Records from a collection
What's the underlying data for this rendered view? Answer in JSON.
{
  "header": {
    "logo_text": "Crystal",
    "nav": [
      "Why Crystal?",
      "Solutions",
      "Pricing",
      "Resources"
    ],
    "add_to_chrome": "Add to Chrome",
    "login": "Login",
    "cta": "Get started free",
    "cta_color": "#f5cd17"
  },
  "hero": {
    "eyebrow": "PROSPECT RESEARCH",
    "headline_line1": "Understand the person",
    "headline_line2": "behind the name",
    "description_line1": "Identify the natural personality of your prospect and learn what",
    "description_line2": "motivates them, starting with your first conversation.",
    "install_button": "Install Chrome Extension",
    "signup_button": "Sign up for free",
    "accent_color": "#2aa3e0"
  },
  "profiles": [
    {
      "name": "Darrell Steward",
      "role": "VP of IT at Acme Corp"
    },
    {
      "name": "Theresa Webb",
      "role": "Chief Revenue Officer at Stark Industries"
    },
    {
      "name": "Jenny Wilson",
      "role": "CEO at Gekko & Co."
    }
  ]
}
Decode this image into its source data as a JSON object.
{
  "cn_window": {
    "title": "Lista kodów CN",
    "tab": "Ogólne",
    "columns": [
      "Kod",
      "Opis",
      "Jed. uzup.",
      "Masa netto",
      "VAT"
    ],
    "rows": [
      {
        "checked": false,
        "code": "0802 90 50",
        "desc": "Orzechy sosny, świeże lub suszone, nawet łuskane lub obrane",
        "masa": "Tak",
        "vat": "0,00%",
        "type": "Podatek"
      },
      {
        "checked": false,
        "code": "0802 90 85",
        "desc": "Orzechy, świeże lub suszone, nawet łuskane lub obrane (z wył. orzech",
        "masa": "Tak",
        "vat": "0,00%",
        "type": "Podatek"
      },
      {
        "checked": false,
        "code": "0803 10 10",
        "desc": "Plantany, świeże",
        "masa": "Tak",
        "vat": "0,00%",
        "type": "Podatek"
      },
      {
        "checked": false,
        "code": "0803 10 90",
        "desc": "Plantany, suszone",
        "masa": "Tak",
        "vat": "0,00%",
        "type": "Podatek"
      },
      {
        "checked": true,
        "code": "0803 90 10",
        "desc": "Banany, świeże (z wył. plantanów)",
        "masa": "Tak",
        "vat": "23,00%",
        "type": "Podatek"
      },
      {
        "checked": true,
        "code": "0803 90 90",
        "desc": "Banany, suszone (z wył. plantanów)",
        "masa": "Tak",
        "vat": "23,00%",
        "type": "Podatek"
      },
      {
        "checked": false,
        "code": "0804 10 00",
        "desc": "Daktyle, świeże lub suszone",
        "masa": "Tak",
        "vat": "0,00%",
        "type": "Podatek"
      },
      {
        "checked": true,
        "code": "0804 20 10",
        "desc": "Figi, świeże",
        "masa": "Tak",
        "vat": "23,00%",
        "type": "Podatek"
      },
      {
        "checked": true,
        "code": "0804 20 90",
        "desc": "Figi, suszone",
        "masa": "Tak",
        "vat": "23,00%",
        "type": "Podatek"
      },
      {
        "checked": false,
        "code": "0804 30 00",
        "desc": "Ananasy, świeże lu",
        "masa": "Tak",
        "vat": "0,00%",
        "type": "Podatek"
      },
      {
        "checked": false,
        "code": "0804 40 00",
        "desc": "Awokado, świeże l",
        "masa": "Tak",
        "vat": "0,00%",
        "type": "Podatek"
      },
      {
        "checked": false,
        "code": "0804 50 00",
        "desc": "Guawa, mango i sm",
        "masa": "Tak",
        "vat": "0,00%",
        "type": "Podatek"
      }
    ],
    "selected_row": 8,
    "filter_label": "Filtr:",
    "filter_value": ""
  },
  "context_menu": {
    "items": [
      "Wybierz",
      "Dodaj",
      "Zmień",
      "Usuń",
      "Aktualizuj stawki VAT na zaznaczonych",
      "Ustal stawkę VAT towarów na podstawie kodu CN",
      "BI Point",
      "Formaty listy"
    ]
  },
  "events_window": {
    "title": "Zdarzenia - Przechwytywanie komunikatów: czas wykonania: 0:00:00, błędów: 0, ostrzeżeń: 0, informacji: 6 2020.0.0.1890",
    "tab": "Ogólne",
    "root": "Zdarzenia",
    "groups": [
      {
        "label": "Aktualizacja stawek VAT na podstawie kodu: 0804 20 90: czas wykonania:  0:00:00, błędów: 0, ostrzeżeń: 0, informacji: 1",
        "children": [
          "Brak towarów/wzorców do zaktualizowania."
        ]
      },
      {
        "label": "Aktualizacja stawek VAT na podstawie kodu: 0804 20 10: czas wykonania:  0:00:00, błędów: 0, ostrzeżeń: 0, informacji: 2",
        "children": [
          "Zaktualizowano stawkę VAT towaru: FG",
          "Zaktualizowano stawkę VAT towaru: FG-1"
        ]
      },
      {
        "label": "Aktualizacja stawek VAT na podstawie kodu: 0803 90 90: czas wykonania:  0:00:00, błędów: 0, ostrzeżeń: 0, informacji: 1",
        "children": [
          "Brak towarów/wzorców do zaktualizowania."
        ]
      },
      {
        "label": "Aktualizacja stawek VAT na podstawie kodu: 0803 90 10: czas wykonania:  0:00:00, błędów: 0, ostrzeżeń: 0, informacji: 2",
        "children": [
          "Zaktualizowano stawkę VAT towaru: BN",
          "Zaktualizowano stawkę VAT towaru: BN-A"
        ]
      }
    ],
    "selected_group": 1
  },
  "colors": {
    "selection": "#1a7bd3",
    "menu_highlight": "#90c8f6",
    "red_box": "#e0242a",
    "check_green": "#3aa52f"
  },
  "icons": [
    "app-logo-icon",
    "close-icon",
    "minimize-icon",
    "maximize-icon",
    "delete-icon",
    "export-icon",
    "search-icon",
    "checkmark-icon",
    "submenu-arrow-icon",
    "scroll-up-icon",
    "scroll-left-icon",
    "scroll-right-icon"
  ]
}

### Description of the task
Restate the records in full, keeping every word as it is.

### Solution to this exercise
What's the underlying data for this rendered view? Answer in JSON.
{
  "header": {
    "logo_text": "Crystal",
    "nav": [
      "Why Crystal?",
      "Solutions",
      "Pricing",
      "Resources"
    ],
    "add_to_chrome": "Add to Chrome",
    "login": "Login",
    "cta": "Get started free",
    "cta_color": "#f5cd17"
  },
  "hero": {
    "eyebrow": "PROSPECT RESEARCH",
    "headline_line1": "Understand the person",
    "headline_line2": "behind the name",
    "description_line1": "Identify the natural personality of your prospect and learn what",
    "description_line2": "motivates them, starting with your first conversation.",
    "install_button": "Install Chrome Extension",
    "signup_button": "Sign up for free",
    "accent_color": "#2aa3e0"
  },
  "profiles": [
    {
      "name": "Darrell Steward",
      "role": "VP of IT at Acme Corp"
    },
    {
      "name": "Theresa Webb",
      "role": "Chief Revenue Officer at Stark Industries"
    },
    {
      "name": "Jenny Wilson",
      "role": "CEO at Gekko & Co."
    }
  ]
}
Decode this image into its source data as a JSON object.
{
  "cn_window": {
    "title": "Lista kodów CN",
    "tab": "Ogólne",
    "columns": [
      "Kod",
      "Opis",
      "Jed. uzup.",
      "Masa netto",
      "VAT"
    ],
    "rows": [
      {
        "checked": false,
        "code": "0802 90 50",
        "desc": "Orzechy sosny, świeże lub suszone, nawet łuskane lub obrane",
        "masa": "Tak",
        "vat": "0,00%",
        "type": "Podatek"
      },
      {
        "checked": false,
        "code": "0802 90 85",
        "desc": "Orzechy, świeże lub suszone, nawet łuskane lub obrane (z wył. orzech",
        "masa": "Tak",
        "vat": "0,00%",
        "type": "Podatek"
      },
      {
        "checked": false,
        "code": "0803 10 10",
        "desc": "Plantany, świeże",
        "masa": "Tak",
        "vat": "0,00%",
        "type": "Podatek"
      },
      {
        "checked": false,
        "code": "0803 10 90",
        "desc": "Plantany, suszone",
        "masa": "Tak",
        "vat": "0,00%",
        "type": "Podatek"
      },
      {
        "checked": true,
        "code": "0803 90 10",
        "desc": "Banany, świeże (z wył. plantanów)",
        "masa": "Tak",
        "vat": "23,00%",
        "type": "Podatek"
      },
      {
        "checked": true,
        "code": "0803 90 90",
        "desc": "Banany, suszone (z wył. plantanów)",
        "masa": "Tak",
        "vat": "23,00%",
        "type": "Podatek"
      },
      {
        "checked": false,
        "code": "0804 10 00",
        "desc": "Daktyle, świeże lub suszone",
        "masa": "Tak",
        "vat": "0,00%",
        "type": "Podatek"
      },
      {
        "checked": true,
        "code": "0804 20 10",
        "desc": "Figi, świeże",
        "masa": "Tak",
        "vat": "23,00%",
        "type": "Podatek"
      },
      {
        "checked": true,
        "code": "0804 20 90",
        "desc": "Figi, suszone",
        "masa": "Tak",
        "vat": "23,00%",
        "type": "Podatek"
      },
      {
        "checked": false,
        "code": "0804 30 00",
        "desc": "Ananasy, świeże lu",
        "masa": "Tak",
        "vat": "0,00%",
        "type": "Podatek"
      },
      {
        "checked": false,
        "code": "0804 40 00",
        "desc": "Awokado, świeże l",
        "masa": "Tak",
        "vat": "0,00%",
        "type": "Podatek"
      },
      {
        "checked": false,
        "code": "0804 50 00",
        "desc": "Guawa, mango i sm",
        "masa": "Tak",
        "vat": "0,00%",
        "type": "Podatek"
      }
    ],
    "selected_row": 8,
    "filter_label": "Filtr:",
    "filter_value": ""
  },
  "context_menu": {
    "items": [
      "Wybierz",
      "Dodaj",
      "Zmień",
      "Usuń",
      "Aktualizuj stawki VAT na zaznaczonych",
      "Ustal stawkę VAT towarów na podstawie kodu CN",
      "BI Point",
      "Formaty listy"
    ]
  },
  "events_window": {
    "title": "Zdarzenia - Przechwytywanie komunikatów: czas wykonania: 0:00:00, błędów: 0, ostrzeżeń: 0, informacji: 6 2020.0.0.1890",
    "tab": "Ogólne",
    "root": "Zdarzenia",
    "groups": [
      {
        "label": "Aktualizacja stawek VAT na podstawie kodu: 0804 20 90: czas wykonania:  0:00:00, błędów: 0, ostrzeżeń: 0, informacji: 1",
        "children": [
          "Brak towarów/wzorców do zaktualizowania."
        ]
      },
      {
        "label": "Aktualizacja stawek VAT na podstawie kodu: 0804 20 10: czas wykonania:  0:00:00, błędów: 0, ostrzeżeń: 0, informacji: 2",
        "children": [
          "Zaktualizowano stawkę VAT towaru: FG",
          "Zaktualizowano stawkę VAT towaru: FG-1"
        ]
      },
      {
        "label": "Aktualizacja stawek VAT na podstawie kodu: 0803 90 90: czas wykonania:  0:00:00, błędów: 0, ostrzeżeń: 0, informacji: 1",
        "children": [
          "Brak towarów/wzorców do zaktualizowania."
        ]
      },
      {
        "label": "Aktualizacja stawek VAT na podstawie kodu: 0803 90 10: czas wykonania:  0:00:00, błędów: 0, ostrzeżeń: 0, informacji: 2",
        "children": [
          "Zaktualizowano stawkę VAT towaru: BN",
          "Zaktualizowano stawkę VAT towaru: BN-A"
        ]
      }
    ],
    "selected_group": 1
  },
  "colors": {
    "selection": "#1a7bd3",
    "menu_highlight": "#90c8f6",
    "red_box": "#e0242a",
    "check_green": "#3aa52f"
  },
  "icons": [
    "app-logo-icon",
    "close-icon",
    "minimize-icon",
    "maximize-icon",
    "delete-icon",
    "export-icon",
    "search-icon",
    "checkmark-icon",
    "submenu-arrow-icon",
    "scroll-up-icon",
    "scroll-left-icon",
    "scroll-right-icon"
  ]
}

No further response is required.